From the records below, pull each line that has "diff".

## Source data

★ ★ ★ ★ ★ ★ ★

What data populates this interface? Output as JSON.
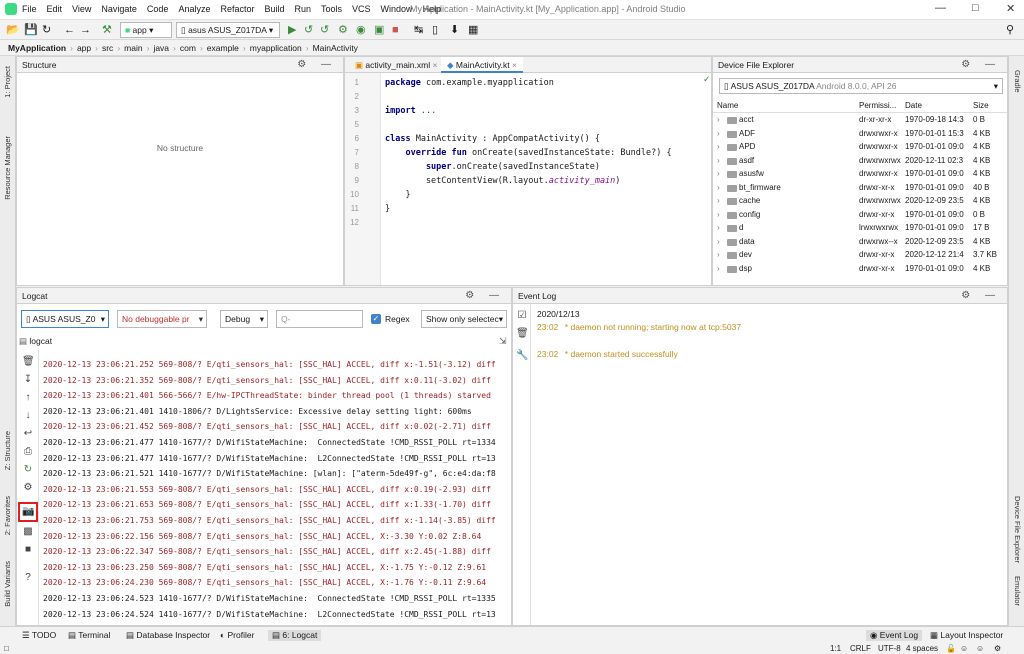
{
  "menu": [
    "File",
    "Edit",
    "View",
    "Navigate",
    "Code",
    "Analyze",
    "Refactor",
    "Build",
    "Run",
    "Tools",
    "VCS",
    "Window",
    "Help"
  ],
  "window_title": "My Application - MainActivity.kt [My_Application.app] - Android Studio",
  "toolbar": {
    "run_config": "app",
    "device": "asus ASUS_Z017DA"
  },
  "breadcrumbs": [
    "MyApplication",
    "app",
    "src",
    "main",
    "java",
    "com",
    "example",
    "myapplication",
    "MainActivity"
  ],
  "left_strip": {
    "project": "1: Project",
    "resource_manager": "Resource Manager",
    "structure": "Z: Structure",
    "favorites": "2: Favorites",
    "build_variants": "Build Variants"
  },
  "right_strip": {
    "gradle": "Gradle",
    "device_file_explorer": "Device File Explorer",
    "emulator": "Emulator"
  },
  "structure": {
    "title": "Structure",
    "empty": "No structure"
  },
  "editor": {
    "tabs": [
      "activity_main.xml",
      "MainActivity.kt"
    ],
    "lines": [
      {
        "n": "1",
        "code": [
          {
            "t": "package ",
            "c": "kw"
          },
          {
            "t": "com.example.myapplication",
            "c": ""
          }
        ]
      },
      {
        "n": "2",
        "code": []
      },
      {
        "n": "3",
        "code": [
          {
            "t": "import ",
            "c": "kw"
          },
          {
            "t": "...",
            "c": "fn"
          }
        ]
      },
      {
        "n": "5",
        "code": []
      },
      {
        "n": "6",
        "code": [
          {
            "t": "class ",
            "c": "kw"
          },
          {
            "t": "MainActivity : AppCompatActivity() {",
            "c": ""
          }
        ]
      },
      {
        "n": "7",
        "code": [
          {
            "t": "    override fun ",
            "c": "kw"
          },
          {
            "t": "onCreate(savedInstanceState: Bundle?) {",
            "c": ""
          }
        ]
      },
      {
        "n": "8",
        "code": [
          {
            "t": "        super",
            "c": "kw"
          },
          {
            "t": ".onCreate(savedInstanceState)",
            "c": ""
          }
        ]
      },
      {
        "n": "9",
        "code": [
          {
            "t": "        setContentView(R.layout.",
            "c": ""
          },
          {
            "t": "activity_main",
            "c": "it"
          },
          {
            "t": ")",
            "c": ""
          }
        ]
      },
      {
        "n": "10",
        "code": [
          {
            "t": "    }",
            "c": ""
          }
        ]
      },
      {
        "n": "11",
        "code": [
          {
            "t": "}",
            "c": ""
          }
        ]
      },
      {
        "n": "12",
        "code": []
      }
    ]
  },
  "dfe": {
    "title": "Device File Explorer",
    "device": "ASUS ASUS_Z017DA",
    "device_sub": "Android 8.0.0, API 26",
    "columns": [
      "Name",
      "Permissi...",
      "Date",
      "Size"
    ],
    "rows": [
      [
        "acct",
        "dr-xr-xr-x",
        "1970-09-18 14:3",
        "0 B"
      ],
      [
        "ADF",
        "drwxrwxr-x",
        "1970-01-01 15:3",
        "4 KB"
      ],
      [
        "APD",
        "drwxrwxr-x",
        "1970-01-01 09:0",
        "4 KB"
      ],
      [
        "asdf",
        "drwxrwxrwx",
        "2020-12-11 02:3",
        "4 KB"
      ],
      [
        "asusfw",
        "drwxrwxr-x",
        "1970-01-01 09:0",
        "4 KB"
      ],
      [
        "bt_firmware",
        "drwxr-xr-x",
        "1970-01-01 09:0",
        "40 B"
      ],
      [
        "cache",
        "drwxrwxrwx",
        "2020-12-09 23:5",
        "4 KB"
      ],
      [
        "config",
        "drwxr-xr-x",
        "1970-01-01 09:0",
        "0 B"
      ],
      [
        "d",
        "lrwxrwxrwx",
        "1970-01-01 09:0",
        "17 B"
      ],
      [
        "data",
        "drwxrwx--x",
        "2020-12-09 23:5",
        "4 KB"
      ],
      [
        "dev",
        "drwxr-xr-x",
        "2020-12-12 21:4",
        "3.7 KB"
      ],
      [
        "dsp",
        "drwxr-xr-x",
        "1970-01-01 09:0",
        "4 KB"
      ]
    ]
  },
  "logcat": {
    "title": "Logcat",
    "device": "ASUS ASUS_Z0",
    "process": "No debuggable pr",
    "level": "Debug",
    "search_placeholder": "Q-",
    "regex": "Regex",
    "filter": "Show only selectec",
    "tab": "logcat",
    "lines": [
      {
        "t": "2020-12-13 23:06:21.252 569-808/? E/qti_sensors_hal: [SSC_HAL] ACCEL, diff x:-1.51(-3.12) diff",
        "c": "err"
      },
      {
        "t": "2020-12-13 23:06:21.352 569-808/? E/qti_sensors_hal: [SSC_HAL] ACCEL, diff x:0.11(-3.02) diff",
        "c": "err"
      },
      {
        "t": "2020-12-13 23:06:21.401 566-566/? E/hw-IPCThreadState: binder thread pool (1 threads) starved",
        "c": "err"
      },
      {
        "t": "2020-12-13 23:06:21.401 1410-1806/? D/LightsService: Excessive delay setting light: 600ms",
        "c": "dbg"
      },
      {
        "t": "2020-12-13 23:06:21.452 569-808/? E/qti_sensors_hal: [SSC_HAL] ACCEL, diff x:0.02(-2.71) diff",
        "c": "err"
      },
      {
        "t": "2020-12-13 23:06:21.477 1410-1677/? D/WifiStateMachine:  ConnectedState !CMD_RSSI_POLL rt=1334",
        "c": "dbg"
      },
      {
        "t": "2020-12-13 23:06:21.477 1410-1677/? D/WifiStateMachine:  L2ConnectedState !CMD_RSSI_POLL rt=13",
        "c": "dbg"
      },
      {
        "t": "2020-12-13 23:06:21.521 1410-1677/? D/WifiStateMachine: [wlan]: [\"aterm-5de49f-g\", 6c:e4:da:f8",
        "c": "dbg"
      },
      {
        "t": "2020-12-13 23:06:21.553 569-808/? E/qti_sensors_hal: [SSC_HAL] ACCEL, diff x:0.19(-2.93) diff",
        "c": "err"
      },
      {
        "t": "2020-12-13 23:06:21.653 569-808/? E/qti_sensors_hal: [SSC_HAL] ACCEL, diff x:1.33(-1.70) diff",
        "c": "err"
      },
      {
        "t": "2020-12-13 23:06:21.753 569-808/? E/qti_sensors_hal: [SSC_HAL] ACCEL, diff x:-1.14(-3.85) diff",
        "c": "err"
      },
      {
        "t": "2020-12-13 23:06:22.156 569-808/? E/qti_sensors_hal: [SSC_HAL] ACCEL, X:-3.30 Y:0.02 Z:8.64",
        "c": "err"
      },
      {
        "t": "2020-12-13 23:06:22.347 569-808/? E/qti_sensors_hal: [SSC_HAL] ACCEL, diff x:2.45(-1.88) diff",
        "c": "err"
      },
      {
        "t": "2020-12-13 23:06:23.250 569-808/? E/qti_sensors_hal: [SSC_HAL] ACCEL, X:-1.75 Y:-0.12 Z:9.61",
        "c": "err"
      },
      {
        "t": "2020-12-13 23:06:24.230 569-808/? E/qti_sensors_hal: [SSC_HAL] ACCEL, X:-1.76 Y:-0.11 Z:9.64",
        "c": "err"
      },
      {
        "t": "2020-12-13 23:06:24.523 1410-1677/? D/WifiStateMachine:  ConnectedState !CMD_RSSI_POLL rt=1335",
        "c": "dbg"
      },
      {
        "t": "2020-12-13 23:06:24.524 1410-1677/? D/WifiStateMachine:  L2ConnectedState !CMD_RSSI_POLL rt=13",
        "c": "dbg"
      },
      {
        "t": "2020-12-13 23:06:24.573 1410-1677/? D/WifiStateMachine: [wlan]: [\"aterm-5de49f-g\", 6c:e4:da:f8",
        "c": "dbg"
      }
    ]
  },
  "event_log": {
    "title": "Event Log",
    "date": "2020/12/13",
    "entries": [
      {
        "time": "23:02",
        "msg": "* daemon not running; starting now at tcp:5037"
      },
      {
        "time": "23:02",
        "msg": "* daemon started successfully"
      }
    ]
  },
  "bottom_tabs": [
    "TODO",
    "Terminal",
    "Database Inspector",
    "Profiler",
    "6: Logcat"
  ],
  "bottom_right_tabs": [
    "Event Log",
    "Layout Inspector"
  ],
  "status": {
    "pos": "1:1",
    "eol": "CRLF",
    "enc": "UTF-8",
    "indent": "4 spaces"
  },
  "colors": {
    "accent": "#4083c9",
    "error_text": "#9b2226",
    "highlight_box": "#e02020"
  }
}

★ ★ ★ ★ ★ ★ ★

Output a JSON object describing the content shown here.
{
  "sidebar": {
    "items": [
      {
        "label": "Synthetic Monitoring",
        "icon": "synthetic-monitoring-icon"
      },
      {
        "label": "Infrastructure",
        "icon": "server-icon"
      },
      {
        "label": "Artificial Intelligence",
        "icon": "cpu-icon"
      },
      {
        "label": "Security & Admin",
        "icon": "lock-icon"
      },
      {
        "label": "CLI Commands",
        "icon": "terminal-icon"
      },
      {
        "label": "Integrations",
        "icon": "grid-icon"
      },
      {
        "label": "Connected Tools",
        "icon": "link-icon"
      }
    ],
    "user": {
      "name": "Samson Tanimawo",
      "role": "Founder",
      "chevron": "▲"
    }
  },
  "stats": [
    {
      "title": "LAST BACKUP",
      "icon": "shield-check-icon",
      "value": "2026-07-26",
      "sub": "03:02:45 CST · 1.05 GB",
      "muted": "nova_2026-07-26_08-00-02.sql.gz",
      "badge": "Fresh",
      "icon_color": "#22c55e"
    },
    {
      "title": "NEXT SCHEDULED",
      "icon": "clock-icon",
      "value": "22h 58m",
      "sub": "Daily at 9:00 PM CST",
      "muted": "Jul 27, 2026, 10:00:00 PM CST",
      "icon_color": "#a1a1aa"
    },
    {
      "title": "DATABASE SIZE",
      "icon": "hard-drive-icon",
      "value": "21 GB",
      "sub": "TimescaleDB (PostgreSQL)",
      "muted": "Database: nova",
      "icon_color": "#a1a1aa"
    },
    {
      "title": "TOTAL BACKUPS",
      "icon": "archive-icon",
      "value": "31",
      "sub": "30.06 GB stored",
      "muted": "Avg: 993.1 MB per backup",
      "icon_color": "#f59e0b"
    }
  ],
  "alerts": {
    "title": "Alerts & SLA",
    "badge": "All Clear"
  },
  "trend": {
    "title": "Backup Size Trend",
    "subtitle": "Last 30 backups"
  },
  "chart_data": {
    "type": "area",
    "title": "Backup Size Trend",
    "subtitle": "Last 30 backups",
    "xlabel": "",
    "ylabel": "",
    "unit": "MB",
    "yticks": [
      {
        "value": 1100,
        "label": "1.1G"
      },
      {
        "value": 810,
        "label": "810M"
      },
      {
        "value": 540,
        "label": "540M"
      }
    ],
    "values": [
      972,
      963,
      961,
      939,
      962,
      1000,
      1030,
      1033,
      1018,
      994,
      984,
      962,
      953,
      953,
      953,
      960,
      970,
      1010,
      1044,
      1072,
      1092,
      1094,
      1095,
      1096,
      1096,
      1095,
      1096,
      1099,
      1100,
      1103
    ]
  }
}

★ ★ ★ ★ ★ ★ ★

## Result of the exercise
        "t": "2020-12-13 23:06:21.252 569-808/? E/qti_sensors_hal: [SSC_HAL] ACCEL, diff x:-1.51(-3.12) diff",
        "t": "2020-12-13 23:06:21.352 569-808/? E/qti_sensors_hal: [SSC_HAL] ACCEL, diff x:0.11(-3.02) diff",
        "t": "2020-12-13 23:06:21.452 569-808/? E/qti_sensors_hal: [SSC_HAL] ACCEL, diff x:0.02(-2.71) diff",
        "t": "2020-12-13 23:06:21.553 569-808/? E/qti_sensors_hal: [SSC_HAL] ACCEL, diff x:0.19(-2.93) diff",
        "t": "2020-12-13 23:06:21.653 569-808/? E/qti_sensors_hal: [SSC_HAL] ACCEL, diff x:1.33(-1.70) diff",
        "t": "2020-12-13 23:06:21.753 569-808/? E/qti_sensors_hal: [SSC_HAL] ACCEL, diff x:-1.14(-3.85) diff",
        "t": "2020-12-13 23:06:22.347 569-808/? E/qti_sensors_hal: [SSC_HAL] ACCEL, diff x:2.45(-1.88) diff",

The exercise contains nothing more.